I was never popular in school. I had a weird name, I was tall and gangly, clumsy and awkward. I wore hand-me-downs and homemade clothes and every school picture looked like I didn’t own a hairbrush. I wasn’t very smart and wasn’t part of the “in” crowd. Oh but I wanted to be. I wanted so much to be accepted by the pretty girls who dressed in the latest fashions and carried themselves with an air of confidence I could never master. That carried over into my adult life, always feeling like I was on the outside looking in. When I became a Christian, those feelings didn’t change. I had a past—a pretty ugly one, and all those Bible-toting women at church, seemed so perfect. Had they ever made some of the choices I made? Did they feel ashamed of the things they had done? I drew back because I didn’t feel like I belonged among them. I felt like an outsider.

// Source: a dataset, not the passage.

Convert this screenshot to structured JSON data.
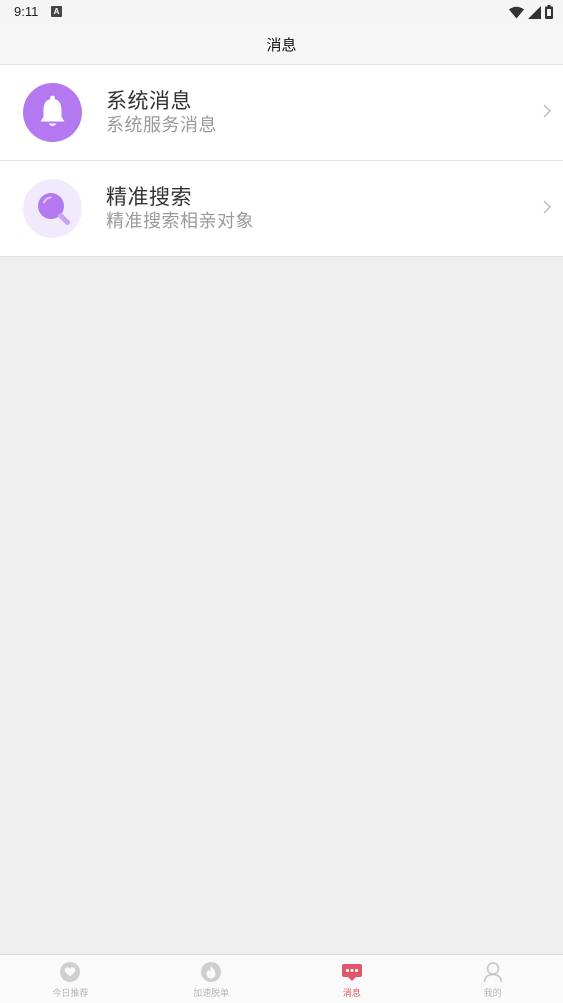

That’s why I love Paul’s letter to the church in Ephesus. He writes, “You are no longer foreigners and aliens, but fellow citizens with God’s people and members of God’s household” (2:19). Paul says I belong. It’s not because I’m less awkward or because I dress better or finally found a hairbrush. It’s because of Jesus. Jesus made me acceptable to God. He made me part of the family. He died to cover all my sins and to take away my shame. Because of Jesus I am not an outsider; I’m part of the “in” crowd – because I’m in Him. It’s not a popularity contest. In God’s Kingdom everyone is the same – rescued, redeemed, restored and joined together as one holy dwelling place for the Lord (2:21).

My friend, God’s hand is stretched out to you too, to welcome you into the family, to be “in,” and to never be rejected again. It doesn’t matter what you wear or where you live or work or whether your hair is neatly brushed. It doesn’t matter if you never finished school or if you have a string of letters after your name. It doesn’t matter if you made all the right choices in life (like anyone has) or if you made every mistake possible. It doesn’t matter if you are rich or poor, live in a mansion or a tent come from the right family or the wrong side of the tracks. God says to you “Come.” Take Him up on His offer. There’s more than enough room at the family table for you. You can sit next to me.

Holy Father, what a blessing to be part of Your family, to be accepted and welcomed with every other saint of God. I have nothing of value or worth, I’m just a sinner saved by grace. Oh but grace! Thank you for making a place for me a the family table. Amen.